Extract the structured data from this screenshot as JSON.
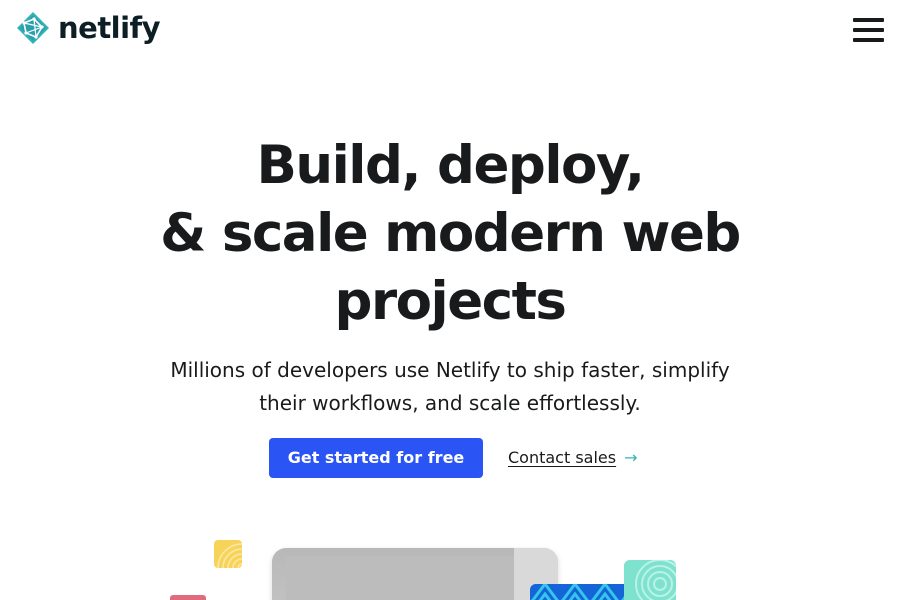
{
  "header": {
    "logo_text": "netlify",
    "logo_icon": "netlify-logo-icon",
    "menu_icon": "hamburger-menu-icon"
  },
  "hero": {
    "title_lines": [
      "Build, deploy,",
      "& scale modern web",
      "projects"
    ],
    "subtitle_lines": [
      "Millions of developers use Netlify to ship faster, simplify",
      "their workflows, and scale effortlessly."
    ],
    "primary_cta": "Get started for free",
    "secondary_cta": "Contact sales",
    "secondary_cta_arrow": "→"
  },
  "colors": {
    "brand_teal": "#32b3b8",
    "primary_button": "#2b54f5",
    "text": "#181a1c",
    "arrow": "#2fb7b7"
  }
}
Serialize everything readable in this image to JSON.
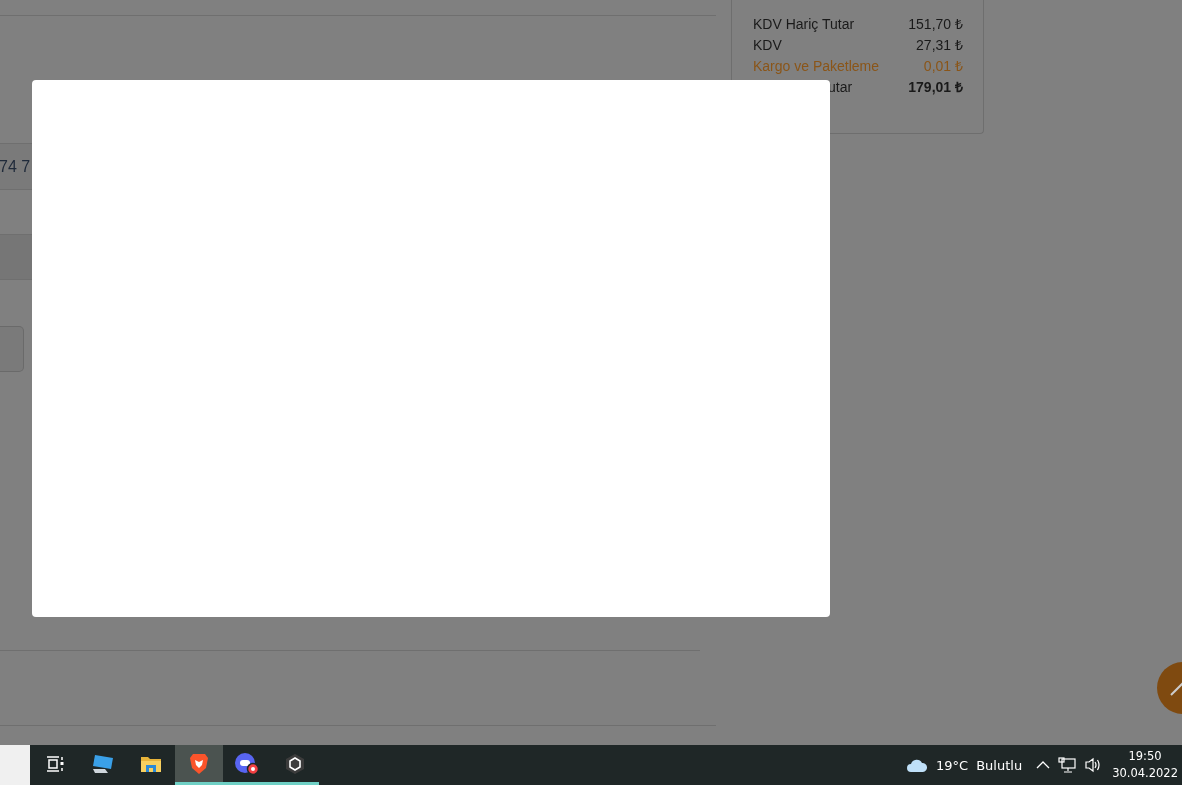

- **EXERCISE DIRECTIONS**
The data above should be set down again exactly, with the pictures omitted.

- **EXERCISE RESULT**
Extract the structured data from this screenshot as JSON.
{
  "header": {
    "logo_text": "netlify",
    "logo_icon": "netlify-logo-icon",
    "menu_icon": "hamburger-menu-icon"
  },
  "hero": {
    "title_lines": [
      "Build, deploy,",
      "& scale modern web",
      "projects"
    ],
    "subtitle_lines": [
      "Millions of developers use Netlify to ship faster, simplify",
      "their workflows, and scale effortlessly."
    ],
    "primary_cta": "Get started for free",
    "secondary_cta": "Contact sales",
    "secondary_cta_arrow": "→"
  },
  "colors": {
    "brand_teal": "#32b3b8",
    "primary_button": "#2b54f5",
    "text": "#181a1c",
    "arrow": "#2fb7b7"
  }
}
Serialize everything readable in this image to JSON.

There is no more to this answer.